Since no company would hire someone with an internet trail like mine, I created a pen name and have had a mildly successful career as an author of detective fiction. Our family launched an initiative to provide resources and support for the parents of children with Down syndrome. I was lucky enough the among the first to participate in the Moderna vaccine trial. In 2021, Colleen and I wrote “Juliette and the Mystery Bug,” the foremost children’s’ book teaching kids how to navigate the Covid pandemic.

My life’s purpose is centered on helping others. My resume shows a long track record of promoting women and minorities during my leadership career. I enjoyed the mentoring opportunities which came with those experiences. When the news broke about my MSU situation, I heard from dozens of former team members who told us how Colleen and I positively impacted their lives.

The prospect of career castration awakened the clinical depression gene that is a family trait. For many weeks I considered suicide.
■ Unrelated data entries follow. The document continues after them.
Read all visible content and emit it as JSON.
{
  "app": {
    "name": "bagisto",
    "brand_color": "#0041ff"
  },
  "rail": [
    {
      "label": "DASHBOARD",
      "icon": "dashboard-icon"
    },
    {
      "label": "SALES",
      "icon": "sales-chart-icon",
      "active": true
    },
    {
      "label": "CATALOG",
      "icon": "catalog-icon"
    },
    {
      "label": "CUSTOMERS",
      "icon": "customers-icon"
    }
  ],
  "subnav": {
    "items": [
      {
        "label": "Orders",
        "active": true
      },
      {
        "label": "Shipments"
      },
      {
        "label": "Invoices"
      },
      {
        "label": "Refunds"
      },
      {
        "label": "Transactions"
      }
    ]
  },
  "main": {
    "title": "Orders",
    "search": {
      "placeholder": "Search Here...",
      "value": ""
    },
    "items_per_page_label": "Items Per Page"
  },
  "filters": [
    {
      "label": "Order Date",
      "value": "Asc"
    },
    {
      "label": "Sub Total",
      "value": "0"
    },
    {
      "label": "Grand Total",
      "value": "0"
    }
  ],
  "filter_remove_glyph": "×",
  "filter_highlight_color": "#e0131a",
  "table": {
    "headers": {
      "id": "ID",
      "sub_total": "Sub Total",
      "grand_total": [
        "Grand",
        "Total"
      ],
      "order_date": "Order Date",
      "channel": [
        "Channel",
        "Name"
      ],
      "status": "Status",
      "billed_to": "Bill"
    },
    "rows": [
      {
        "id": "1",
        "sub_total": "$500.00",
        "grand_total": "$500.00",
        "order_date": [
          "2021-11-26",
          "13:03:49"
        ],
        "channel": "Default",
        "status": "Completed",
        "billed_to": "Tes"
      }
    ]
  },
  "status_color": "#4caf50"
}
I came closest on the day we received the ice-cold determination, without a shred of the compassion I once believed was central to the culture of an institution I had dedicated my life to. Thanks to a gifted psychiatrist and an expensive course of daily medication, I have been able to control the constant whispering desire to give up and end my life.

To this day, I run into situations where my contributions are abruptly cut off when someone happens on the news coverage surrounding that horrible time. I’ve tried to put these events into perspective. We live in an era where people make judgements without all the facts. Where big lies gain easy traction in fearful minds. Where ghosting and the cancel culture toss many to the curb without an ounce of consideration.

One thing has become very clear to me. Everyone is dealing with something the world isn’t aware of. We’re all hurting in some corner of our hearts. We have all been wronged. And we are all afraid if we do the improper thing, people will abandon us. This is the atmosphere that divides us as a nation today. Fear clouds judgement, opening  uneasy minds to the seductive voices of opportunists who would promptly sacrifice others for their own benefit.

My father’s last words to me were: “Don’t let one bad person stop you from doing good things.”

I have tried to live this mantra ever since we got the 3am call, telling us he died.

And I have a unique understanding of the ignorance of prejudice. We label others because of the color of their skin, their gender, their religion, their perceived disabilities and whispered rumors. Millions deal with this unfair reality every day. Politicians exploit it to get power. In the worst cases, futures have been destroyed and lives have been lost.

I’m trying to transform my nightmare into a meditation about sensitivity, assessment based on behavioral patterns, not a single incident or ingrained cultural paradigms.

But it’s hard. I now know first hand what it feels like to be excluded from opportunity because of a preconception. “Why take the risk,” is on everyone’s lips. I get it.

Few of us do our homework. Even fewer recall the wisdom of Matthew, verses 1 – 6. What goes around, comes around.

Every day is a battle. I hope I can find the strength to continue to fight it and prevail.